The following extract is based on information taken from the publication GHOSTS OF EAST ANGLIA by Tony Ellis. Note that some of the historic information is not quite the same as shown in the research of Michael Rouse. “One mile from Wicken Fen, in the heart of Fen Country, stands a farmhouse called Spinney Abbey. The name was derived from the old priory which once stood on the site. It is haunted by phantom monks, who are heard singing, and one has been seen walking along a pathway in the grounds. Mysterious lights and a female figure have also been reported. Local tales also tell how monks can still be heard chanting in the still of the night, and that their ghosts have been seen”.

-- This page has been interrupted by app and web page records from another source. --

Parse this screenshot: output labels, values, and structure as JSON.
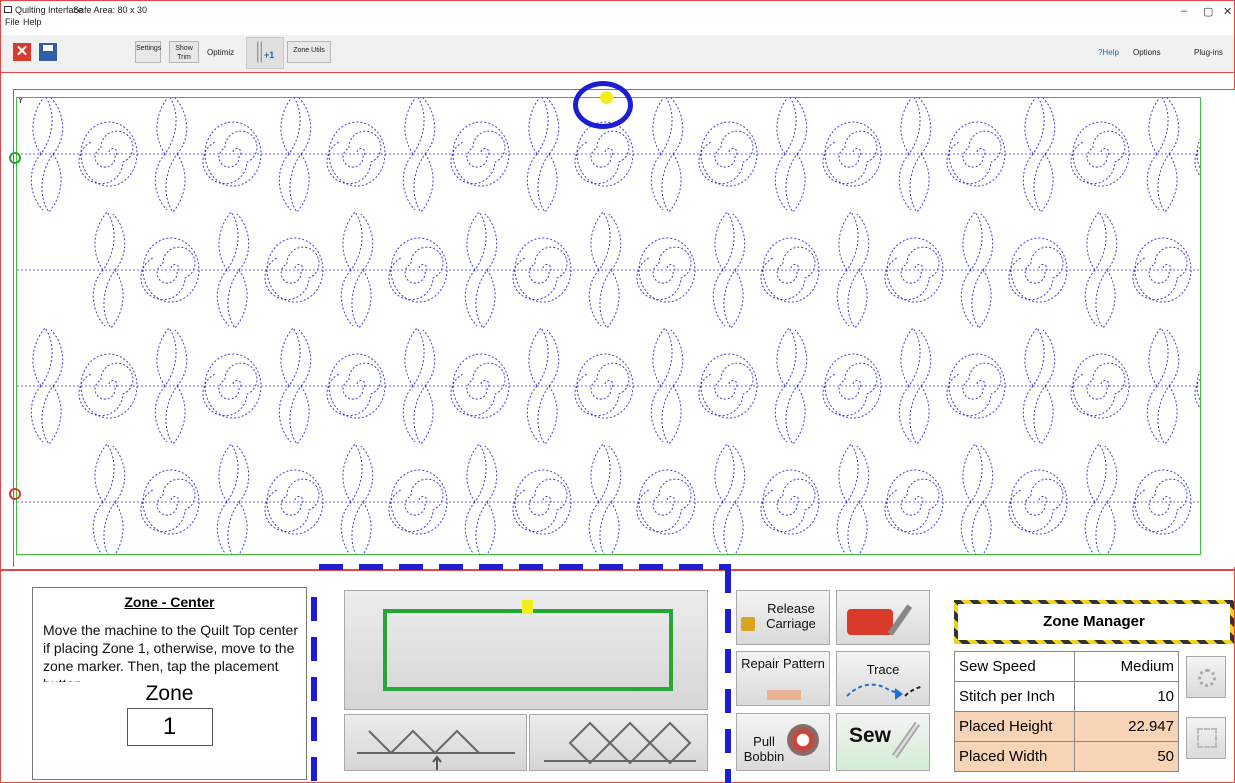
{
  "app": {
    "title": "Quilting Interface",
    "safe_area": "Safe Area: 80 x 30"
  },
  "menu": {
    "file": "File",
    "help": "Help"
  },
  "window": {
    "minimize": "–",
    "restore": "▢",
    "close": "✕"
  },
  "toolbar": {
    "close_icon": "✕",
    "settings_label": "Settings",
    "show_trim_label": "Show Trim",
    "optimize_label": "Optimiz",
    "needle_label": "+1",
    "zone_utils_label": "Zone Utils",
    "help_label": "?Help",
    "options_label": "Options",
    "plugins_label": "Plug-ins"
  },
  "canvas": {
    "corner_label": "Y"
  },
  "zone_panel": {
    "title": "Zone - Center",
    "description": "Move the machine to the Quilt Top center if placing Zone 1, otherwise, move to the zone marker. Then, tap the placement button.",
    "zone_label": "Zone",
    "zone_value": "1"
  },
  "actions": {
    "release_carriage": "Release Carriage",
    "repair_pattern": "Repair Pattern",
    "trace": "Trace",
    "pull_bobbin": "Pull Bobbin",
    "sew": "Sew"
  },
  "zone_manager": {
    "title": "Zone Manager",
    "rows": [
      {
        "label": "Sew Speed",
        "value": "Medium"
      },
      {
        "label": "Stitch per Inch",
        "value": "10"
      },
      {
        "label": "Placed Height",
        "value": "22.947"
      },
      {
        "label": "Placed Width",
        "value": "50"
      }
    ]
  },
  "colors": {
    "accent_red": "#e64646",
    "annot_blue": "#1d1dd6",
    "quilt_green": "#26a636",
    "stitch_blue": "#3b3bd6",
    "marker_yellow": "#f2ee1b"
  }
}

Strange lights are reputed to be visible, which could be either ghostly or just natural Will o’ the wisp. These lights can be seen wandering from the farm to Spinney Bank, which is a bank now between Spinney Abbey and Wicken Fen. The most well-known legend is of the phantom black dog, sometimes known as Old Shuck or Black Shuck. This legend is a common one across East Anglia and is applied to many locations. The dog is said to have eyes the size of saucers and it is also said that, if anyone is unfortunate enough to meet the demonic dog and happens to look into its red/orange eyes, that are described as “burning like fire”, then their death will soon follow.
There are still some fragments of the original abbey to be found. The old pig sty is said to be built in the ruins, and although the pigs were usually quite happy and content, occasionally they got boisterous. It is also said that in the early hours of the morning, on occasions, horses in the stables made a terrific noise for no apparent reason. The ghost who walks along the path in the early hours of the morning is believed to be a murdered monk.”
In 2014 “Ghost Hunting” was published, written by Peter Underwood, former President of The Ghost Club, the book covers ghostly happenings at various properties around the country including Spinney Abbey, which he visited when Robert Fuller (b.1874) owned the property in the first half of the 20th Century. Copies are available from our farm shop.